Looking for a more traditional Fuzeon approval, Trimeris Inc. and F. Hoffmann-La Roche Ltd. submitted longer-term data to the FDA for review.

The partners filed 48-week safety and efficacy data from two pivotal studies of the HIV drug, a fusion inhibitor, to support full approval. The application comes nine months after the agency approved Fuzeon (enfuvirtide) in an accelerated process following submission of 24-week data. The drug is indicated for combination treatment with other antiretroviral agents for HIV-1 infection in treatment-experienced patients with evidence of HIV-1 replication despite ongoing antiretroviral therapy. It also is approved in the European Union, Switzerland and Canada and generated about $18.3 million in sales through Sept. 30. (See BioWorld Today, March 17, 2003.)

The latest findings point to its use as part of combination regimens to improve virologic and immune responses for a period twice as long as originally shown. And the partners said there is no waiting list for the drug, which costs about $20,000 per year, as they have sufficiently scaled-up manufacturing operations to meet demand.

"If granted, a full approval for Fuzeon would be significant because it would recognize the durability of efficacy and safety results seen through 48 weeks in the pivotal trials," Robin Fastenau, manager of corporate communications at Durham, N.C.-based Trimeris, told BioWorld Today. "Achieving a long-term, durable response has been one of the most significant challenges in managing treatment-experienced patients."

She added that researchers and clinicians see the long-term data as indicative of establishing Fuzeon-based combination regimens as a new standard of care for such a patient population. An endorsement would lend itself toward potentially boosting drug-related revenue, though Trimeris and Basel, Switzerland-based Roche have not publicly forecasted potential peak sales guidance.

Among the findings submitted to the FDA are data showing that at 48 weeks, 30 percent of patients on a Fuzeon regimen had undetectable levels of HIV (less than 400 copies/mL of blood) compared to 12 percent on a regimen without Fuzeon. Also, 80 percent of patients who achieved undetectable levels of the virus at 24 weeks maintained the response at 48 weeks.

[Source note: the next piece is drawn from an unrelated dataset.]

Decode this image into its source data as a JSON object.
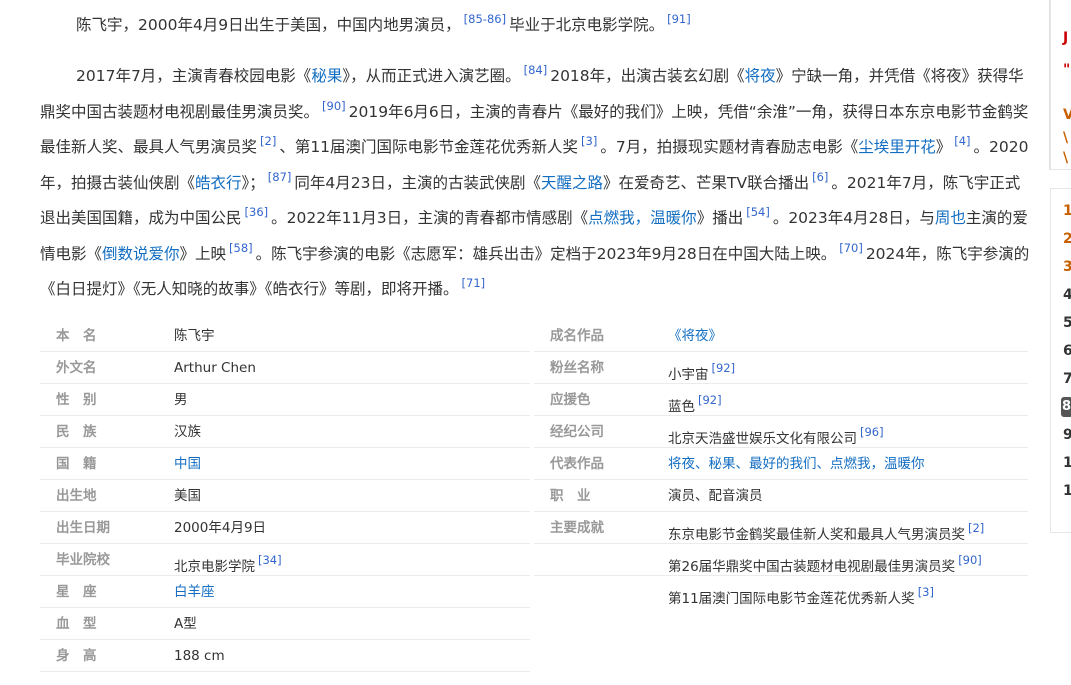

On average, patients receiving a Fuzeon-based regimen experienced an increase of twice as many CD4 immune cells from baseline as those achieved by patients on a regimen absent Fuzeon (increase of 91 cells/mm3 in the Fuzeon arm vs. 45 cells/mm3 in the control arm) at 48 weeks. In addition, patients on a Fuzeon-containing regimen had 32 weeks of virological benefit, compared to 11 weeks for patients on regimens without Fuzeon.

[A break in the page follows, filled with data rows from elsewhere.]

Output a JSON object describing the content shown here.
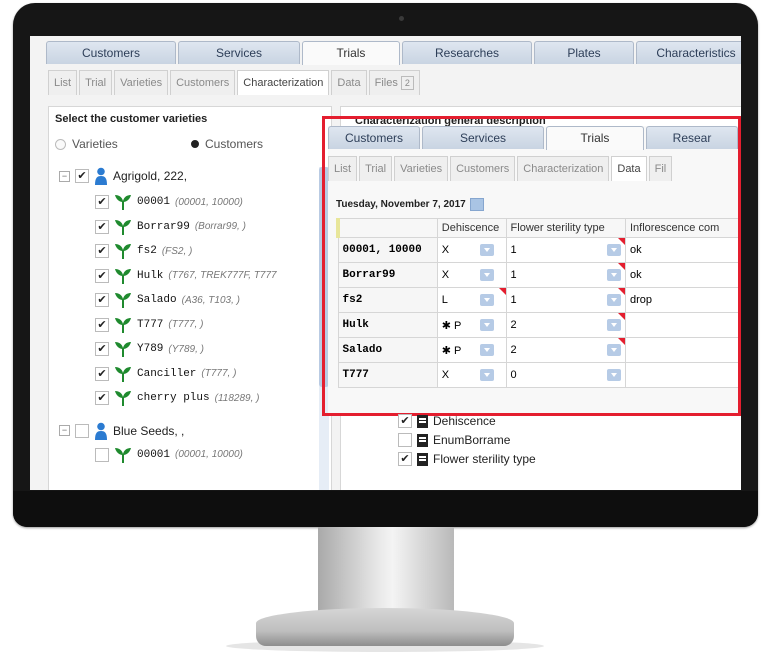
{
  "top_tabs": [
    {
      "label": "Customers",
      "active": false
    },
    {
      "label": "Services",
      "active": false
    },
    {
      "label": "Trials",
      "active": true
    },
    {
      "label": "Researches",
      "active": false
    },
    {
      "label": "Plates",
      "active": false
    },
    {
      "label": "Characteristics",
      "active": false
    }
  ],
  "sub_tabs": [
    {
      "label": "List",
      "active": false
    },
    {
      "label": "Trial",
      "active": false
    },
    {
      "label": "Varieties",
      "active": false
    },
    {
      "label": "Customers",
      "active": false
    },
    {
      "label": "Characterization",
      "active": true
    },
    {
      "label": "Data",
      "active": false
    },
    {
      "label": "Files",
      "badge": "2",
      "active": false
    }
  ],
  "left_panel": {
    "title": "Select the customer varieties",
    "radio_varieties": "Varieties",
    "radio_customers": "Customers",
    "groups": [
      {
        "name": "Agrigold, 222,",
        "expanded": true,
        "checked": true,
        "items": [
          {
            "name": "00001",
            "detail": "(00001, 10000)",
            "checked": true
          },
          {
            "name": "Borrar99",
            "detail": "(Borrar99, )",
            "checked": true
          },
          {
            "name": "fs2",
            "detail": "(FS2, )",
            "checked": true
          },
          {
            "name": "Hulk",
            "detail": "(T767, TREK777F, T777",
            "checked": true
          },
          {
            "name": "Salado",
            "detail": "(A36, T103, )",
            "checked": true
          },
          {
            "name": "T777",
            "detail": "(T777, )",
            "checked": true
          },
          {
            "name": "Y789",
            "detail": "(Y789, )",
            "checked": true
          },
          {
            "name": "Canciller",
            "detail": "(T777, )",
            "checked": true
          },
          {
            "name": "cherry plus",
            "detail": "(118289, )",
            "checked": true
          }
        ]
      },
      {
        "name": "Blue Seeds, ,",
        "expanded": true,
        "checked": false,
        "items": [
          {
            "name": "00001",
            "detail": "(00001, 10000)",
            "checked": false
          }
        ]
      }
    ]
  },
  "right_panel": {
    "title": "Characterization general description",
    "inner_top_tabs": [
      {
        "label": "Customers",
        "active": false
      },
      {
        "label": "Services",
        "active": false
      },
      {
        "label": "Trials",
        "active": true
      },
      {
        "label": "Resear",
        "active": false
      }
    ],
    "inner_sub_tabs": [
      {
        "label": "List",
        "active": false
      },
      {
        "label": "Trial",
        "active": false
      },
      {
        "label": "Varieties",
        "active": false
      },
      {
        "label": "Customers",
        "active": false
      },
      {
        "label": "Characterization",
        "active": false
      },
      {
        "label": "Data",
        "active": true
      },
      {
        "label": "Fil",
        "active": false
      }
    ],
    "date": "Tuesday, November 7, 2017",
    "columns": [
      "Dehiscence",
      "Flower sterility type",
      "Inflorescence com"
    ],
    "rows": [
      {
        "name": "00001, 10000",
        "dehiscence": "X",
        "sterility": "1",
        "inflorescence": "ok",
        "flag_deh": false,
        "flag_ster": true
      },
      {
        "name": "Borrar99",
        "dehiscence": "X",
        "sterility": "1",
        "inflorescence": "ok",
        "flag_deh": false,
        "flag_ster": true
      },
      {
        "name": "fs2",
        "dehiscence": "L",
        "sterility": "1",
        "inflorescence": "drop",
        "flag_deh": true,
        "flag_ster": true
      },
      {
        "name": "Hulk",
        "dehiscence": "✱ P",
        "sterility": "2",
        "inflorescence": "",
        "flag_deh": false,
        "flag_ster": true
      },
      {
        "name": "Salado",
        "dehiscence": "✱ P",
        "sterility": "2",
        "inflorescence": "",
        "flag_deh": false,
        "flag_ster": true
      },
      {
        "name": "T777",
        "dehiscence": "X",
        "sterility": "0",
        "inflorescence": "",
        "flag_deh": false,
        "flag_ster": false
      }
    ],
    "characteristics": [
      {
        "label": "Dehiscence",
        "checked": true
      },
      {
        "label": "EnumBorrame",
        "checked": false
      },
      {
        "label": "Flower sterility type",
        "checked": true
      }
    ]
  },
  "colors": {
    "highlight": "#e41e2f",
    "tab_blue": "#c9d4e2",
    "plant_green": "#1f8a2e",
    "person_blue": "#2b7bd1"
  }
}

All the results, reported at various scientific meetings this year, were statistically significant (p<0.0001). (See BioWorld Today, July 16, 2003.)

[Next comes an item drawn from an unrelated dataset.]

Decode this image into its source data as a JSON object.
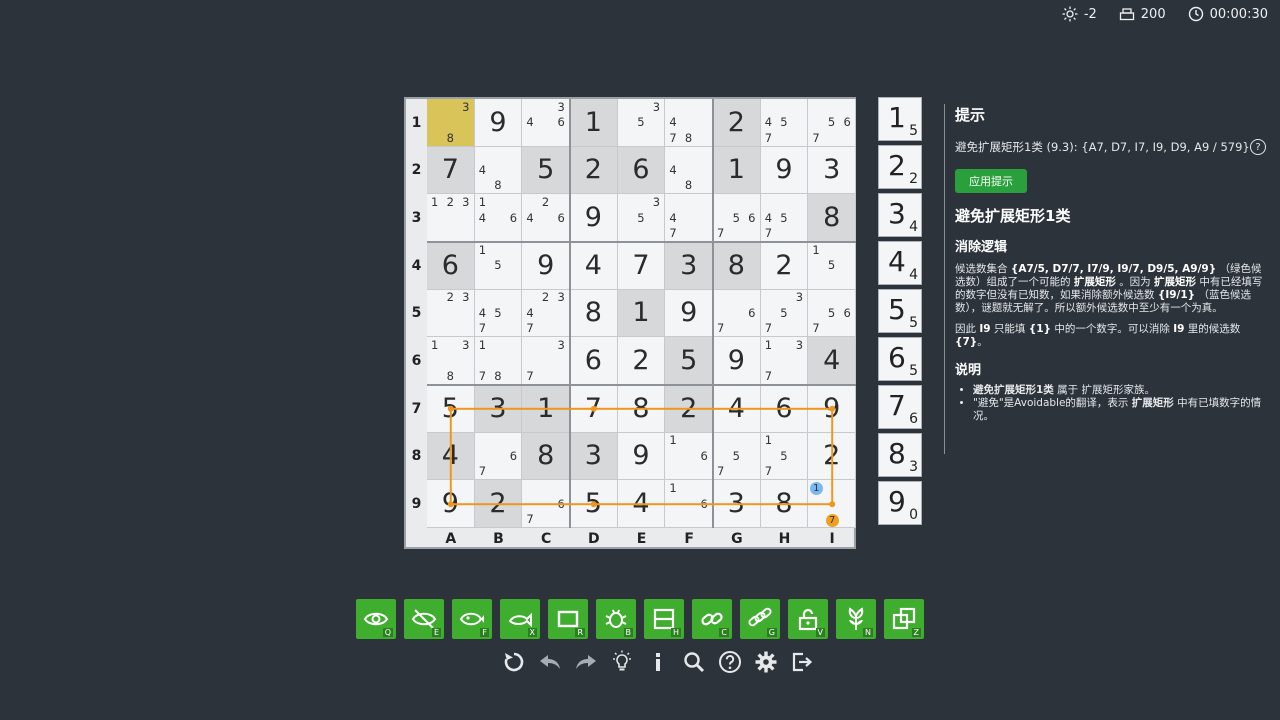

Among patients with less advanced disease (less than 100,000 copies of HIV per mL of blood and immune cell count greater than 100 cells/mm3), 47 percent of those on Fuzeon-based regimens achieved undetectable levels of HIV, compared to 18 percent for those not receiving Fuzeon (p<0.05). In that group, patients receiving a Fuzeon-based regimen had a mean CD4 immune cell increase of 103 cells/mm3 from baseline compared to 51 cells/mm3 for patients receiving a regimen without Fuzeon.

Patients with the most advanced disease (baseline viral load greater than 100,000 copies of HIV per mL of blood and immune cell count less than 100 cells/mm3) were more than three times as likely to achieve undetectable levels of HIV with a Fuzeon-based anti-HIV drug regimen vs. patients receiving a regimen without Fuzeon (15 percent vs. 4 percent, p<0.05). Among the same patients, those taking a Fuzeon-based regimen experienced twice the CD4 immune cell increase from baseline as patients receiving a regimen without Fuzeon (mean CD4 immune cell increase of 84 cells/mm3 vs. 40 cells/mm3, respectively).

Still in the pipeline, Trimeris and Roche are developing T-1249, a second-generation fusion inhibitor designed to be more potent than Fuzeon. The product is scheduled to enter Phase II testing in the coming year.

Trimeris' stock (NASDAQ:TRMS) fell 32 cents Tuesday to close at $20.28.